Task item
Find and copy the lines in the records beneath this task that contain the word "Watercolor".

Extracted data
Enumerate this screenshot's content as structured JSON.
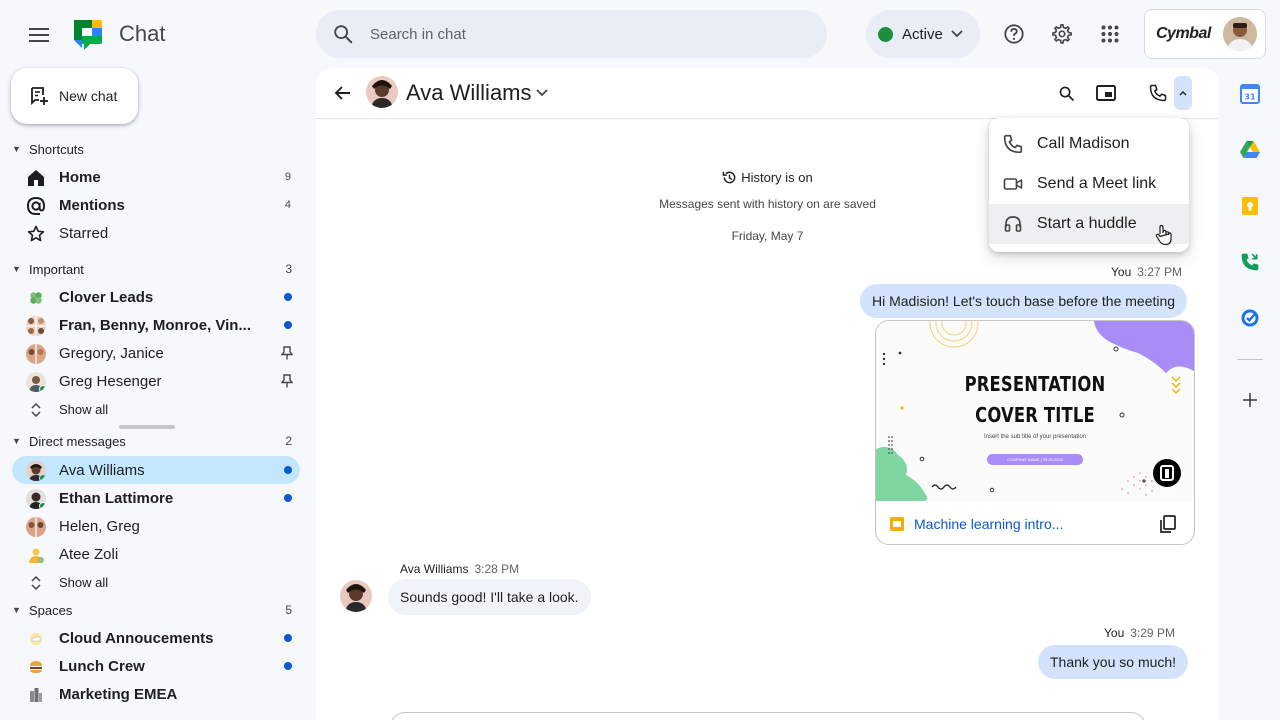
{
  "app": {
    "title": "Chat"
  },
  "search": {
    "placeholder": "Search in chat"
  },
  "status": {
    "label": "Active",
    "color": "#1e8e3e"
  },
  "brand": {
    "name": "Cymbal"
  },
  "new_chat": {
    "label": "New chat"
  },
  "sidebar": {
    "shortcuts": {
      "heading": "Shortcuts",
      "items": [
        {
          "label": "Home",
          "count": "9",
          "icon": "home-icon"
        },
        {
          "label": "Mentions",
          "count": "4",
          "icon": "at-sign-icon"
        },
        {
          "label": "Starred",
          "icon": "star-icon"
        }
      ]
    },
    "important": {
      "heading": "Important",
      "count": "3",
      "items": [
        {
          "label": "Clover Leads",
          "unread": true
        },
        {
          "label": "Fran, Benny, Monroe, Vin...",
          "unread": true
        },
        {
          "label": "Gregory, Janice",
          "pinned": true
        },
        {
          "label": "Greg Hesenger",
          "pinned": true
        }
      ],
      "show_all": "Show all"
    },
    "direct_messages": {
      "heading": "Direct messages",
      "count": "2",
      "items": [
        {
          "label": "Ava Williams",
          "unread": true,
          "selected": true
        },
        {
          "label": "Ethan Lattimore",
          "unread": true
        },
        {
          "label": "Helen, Greg"
        },
        {
          "label": "Atee Zoli"
        }
      ],
      "show_all": "Show all"
    },
    "spaces": {
      "heading": "Spaces",
      "count": "5",
      "items": [
        {
          "label": "Cloud Annoucements",
          "unread": true
        },
        {
          "label": "Lunch Crew",
          "unread": true
        },
        {
          "label": "Marketing EMEA"
        }
      ]
    }
  },
  "chat": {
    "contact_name": "Ava Williams",
    "history": {
      "title": "History is on",
      "subtitle": "Messages sent with history on are saved"
    },
    "date_separator": "Friday, May 7",
    "messages": [
      {
        "sender": "You",
        "time": "3:27 PM",
        "text": "Hi Madision! Let's touch base before the meeting"
      },
      {
        "sender": "Ava Williams",
        "time": "3:28 PM",
        "text": "Sounds good! I'll take a look."
      },
      {
        "sender": "You",
        "time": "3:29 PM",
        "text": "Thank you so much!"
      }
    ],
    "attachment": {
      "file_name": "Machine learning intro...",
      "slide_title_line1": "PRESENTATION",
      "slide_title_line2": "COVER TITLE",
      "slide_subtitle": "Insert the sub title of your presentation",
      "slide_pill": "COMPANY NAME | 00.00.2020"
    }
  },
  "call_menu": {
    "items": [
      {
        "label": "Call Madison",
        "icon": "phone-icon"
      },
      {
        "label": "Send a Meet link",
        "icon": "video-camera-icon"
      },
      {
        "label": "Start a huddle",
        "icon": "headphones-icon"
      }
    ]
  },
  "colors": {
    "accent": "#0b57d0",
    "selected_bg": "#c2e7ff",
    "bubble_out": "#d3e3fd",
    "bubble_in": "#f0f4f9"
  }
}
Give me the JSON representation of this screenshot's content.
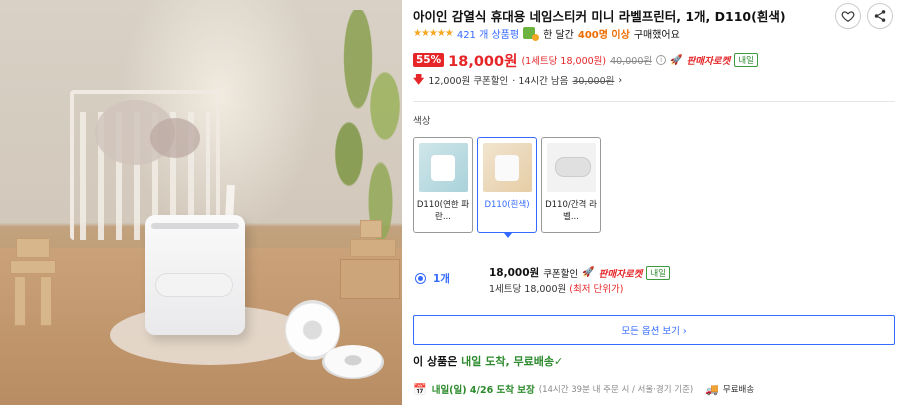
{
  "product": {
    "title": "아이인 감열식 휴대용 네임스티커 미니 라벨프린터, 1개, D110(흰색)"
  },
  "rating": {
    "stars": "★★★★★",
    "review_count": "421 개 상품평",
    "purchase_prefix": "한 달간",
    "purchase_count": "400명 이상",
    "purchase_suffix": "구매했어요"
  },
  "price": {
    "discount_pct": "55%",
    "sale_price": "18,000원",
    "unit_price": "(1세트당 18,000원)",
    "original_price": "40,000원",
    "rocket_label": "판매자로켓",
    "tomorrow_badge": "내일"
  },
  "coupon": {
    "discount": "12,000원 쿠폰할인",
    "remaining": "· 14시간 남음",
    "prev_price": "30,000원",
    "chevron": "›"
  },
  "options": {
    "section_label": "색상",
    "items": [
      {
        "label": "D110(연한 파란...",
        "selected": false
      },
      {
        "label": "D110(흰색)",
        "selected": true
      },
      {
        "label": "D110/간격 라벨...",
        "selected": false
      }
    ]
  },
  "quantity": {
    "label": "1개",
    "price": "18,000원",
    "coupon_text": "쿠폰할인",
    "rocket_label": "판매자로켓",
    "tomorrow_badge": "내일",
    "unit_line": "1세트당 18,000원",
    "lowest_note": "(최저 단위가)"
  },
  "all_options_button": "모든 옵션 보기 ›",
  "arrival": {
    "prefix": "이 상품은",
    "highlight": "내일 도착, 무료배송",
    "check": "✓"
  },
  "delivery": {
    "date": "내일(일) 4/26 도착 보장",
    "condition": "(14시간 39분 내 주문 시 / 서울·경기 기준)",
    "free_shipping": "무료배송"
  },
  "colors": {
    "accent_blue": "#346aff",
    "sale_red": "#e52528",
    "green": "#2c8a2c"
  }
}
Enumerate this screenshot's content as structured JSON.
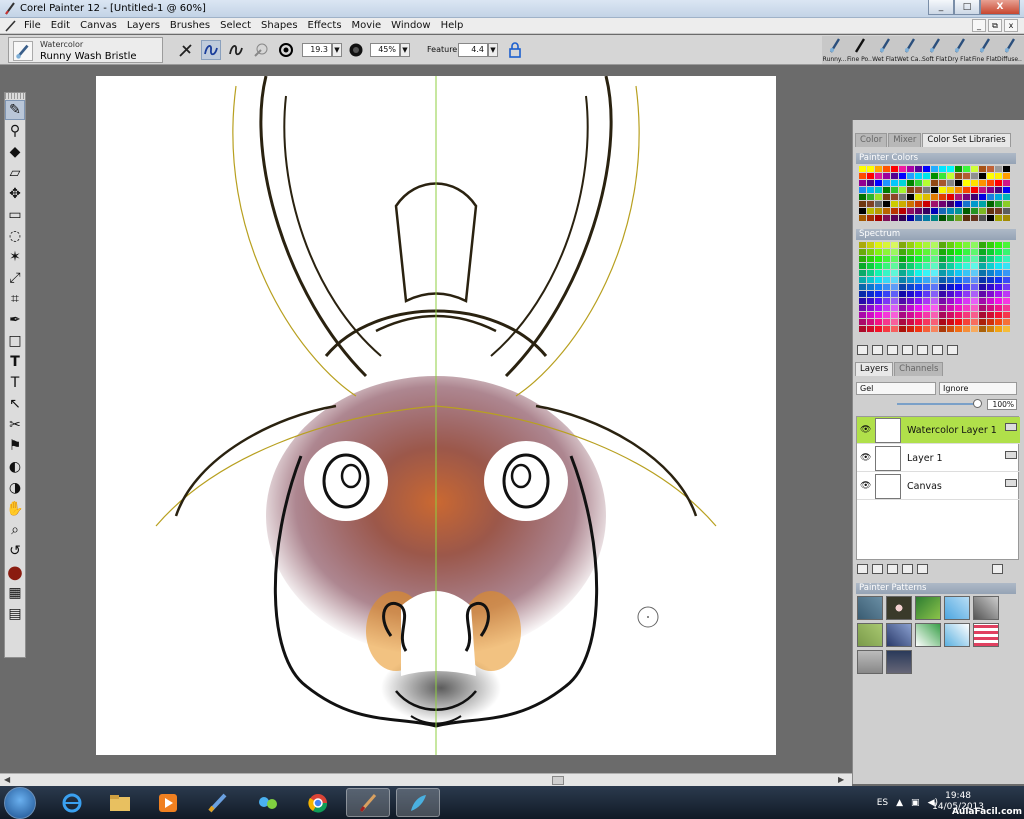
{
  "window": {
    "title": "Corel Painter 12 - [Untitled-1 @ 60%]",
    "minimize": "_",
    "maximize": "□",
    "close": "X"
  },
  "menu": {
    "items": [
      "File",
      "Edit",
      "Canvas",
      "Layers",
      "Brushes",
      "Select",
      "Shapes",
      "Effects",
      "Movie",
      "Window",
      "Help"
    ],
    "doc_min": "_",
    "doc_restore": "⧉",
    "doc_close": "x"
  },
  "property_bar": {
    "brush_category": "Watercolor",
    "brush_variant": "Runny Wash Bristle",
    "size_value": "19.3",
    "opacity_value": "45%",
    "feature_label": "Feature:",
    "feature_value": "4.4",
    "dropdown_glyph": "▼"
  },
  "brush_strip": [
    "Runny...",
    "Fine Po...",
    "Wet Flat",
    "Wet Ca...",
    "Soft Flat",
    "Dry Flat",
    "Fine Flat",
    "Diffuse..."
  ],
  "toolbox": {
    "tools": [
      "brush-icon",
      "dropper-icon",
      "paint-bucket-icon",
      "eraser-icon",
      "layer-adjuster-icon",
      "rect-select-icon",
      "oval-select-icon",
      "magic-wand-icon",
      "transform-icon",
      "crop-icon",
      "pen-icon",
      "rectangle-shape-icon",
      "text-icon",
      "shape-selection-icon",
      "cloner-icon",
      "rubber-stamp-icon",
      "dodge-icon",
      "burn-icon",
      "grabber-icon",
      "magnifier-icon",
      "rotate-page-icon",
      "color-swatch-icon",
      "paper-icon",
      "media-icon"
    ],
    "text_glyph": "T"
  },
  "colors": {
    "main_color": "#8a1c10",
    "additional_color": "#b07a4a",
    "accent": "#b0e04a"
  },
  "color_panel": {
    "tabs": [
      "Color",
      "Mixer",
      "Color Set Libraries"
    ],
    "painter_colors_label": "Painter Colors",
    "spectrum_label": "Spectrum"
  },
  "layers_panel": {
    "tabs": [
      "Layers",
      "Channels"
    ],
    "composite_method": "Gel",
    "preserve": "Ignore",
    "opacity": "100%",
    "layers": [
      {
        "name": "Watercolor Layer 1",
        "selected": true
      },
      {
        "name": "Layer 1",
        "selected": false
      },
      {
        "name": "Canvas",
        "selected": false
      }
    ],
    "eye_glyph": "👁"
  },
  "patterns_panel": {
    "title": "Painter Patterns"
  },
  "taskbar": {
    "language": "ES",
    "time": "19:48",
    "date": "14/05/2013"
  },
  "watermark": "AulaFacil.com"
}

Finished exercise
    "brush_category": "Watercolor",
        "name": "Watercolor Layer 1",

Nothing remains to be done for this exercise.